Imogen Forrester for The Daily Telegraph
During SPECPOL, South Africa proposed a clarification to Clause 3. Cambodia was the seconder with Egypt as a signatory.
Clause 3 states that: Urges member states to refrain from acquiring personal data from private companies except in cases of a national-level security threat and/or where there are risks of significant harm to the general population as deemed by the member state.
(proposed amendments in bold)
Above: The delegate of South Africa
The delegate of South Africa believes that Clause 3 doesn’t specify that member states are in charge of making the decision relating to their own country. Other member states are welcome to make minor suggestions but not heavily influence the member state in question. South Africa stated that different cultures react differently, which is another reason this amendment should succeed. The delegate also said that other member states would have a poor influence on decisions that aren’t their own.

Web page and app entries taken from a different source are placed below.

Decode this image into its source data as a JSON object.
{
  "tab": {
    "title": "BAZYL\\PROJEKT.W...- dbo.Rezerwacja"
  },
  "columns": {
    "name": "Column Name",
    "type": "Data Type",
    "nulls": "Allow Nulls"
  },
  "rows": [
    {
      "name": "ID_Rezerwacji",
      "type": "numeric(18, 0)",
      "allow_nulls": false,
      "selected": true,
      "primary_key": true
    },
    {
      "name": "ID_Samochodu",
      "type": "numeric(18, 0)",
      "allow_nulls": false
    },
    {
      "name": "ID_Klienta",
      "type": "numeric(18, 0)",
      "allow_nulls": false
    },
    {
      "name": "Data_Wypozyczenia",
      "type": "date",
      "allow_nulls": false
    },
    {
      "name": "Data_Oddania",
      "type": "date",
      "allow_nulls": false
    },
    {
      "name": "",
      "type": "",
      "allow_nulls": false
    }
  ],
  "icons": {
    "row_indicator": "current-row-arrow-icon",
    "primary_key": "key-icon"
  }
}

The seconder, Cambodia, believes this amendment will be beneficial to member states because countries are most familiar with themselves.
Luxembourg, who was against this proposal, said that corrupt member states could take advantage of this and abuse it by acquiring information from private companies unnecessarily.
South Africa responded by saying that member states should not be questioned about their integrity.
The amendment was passed.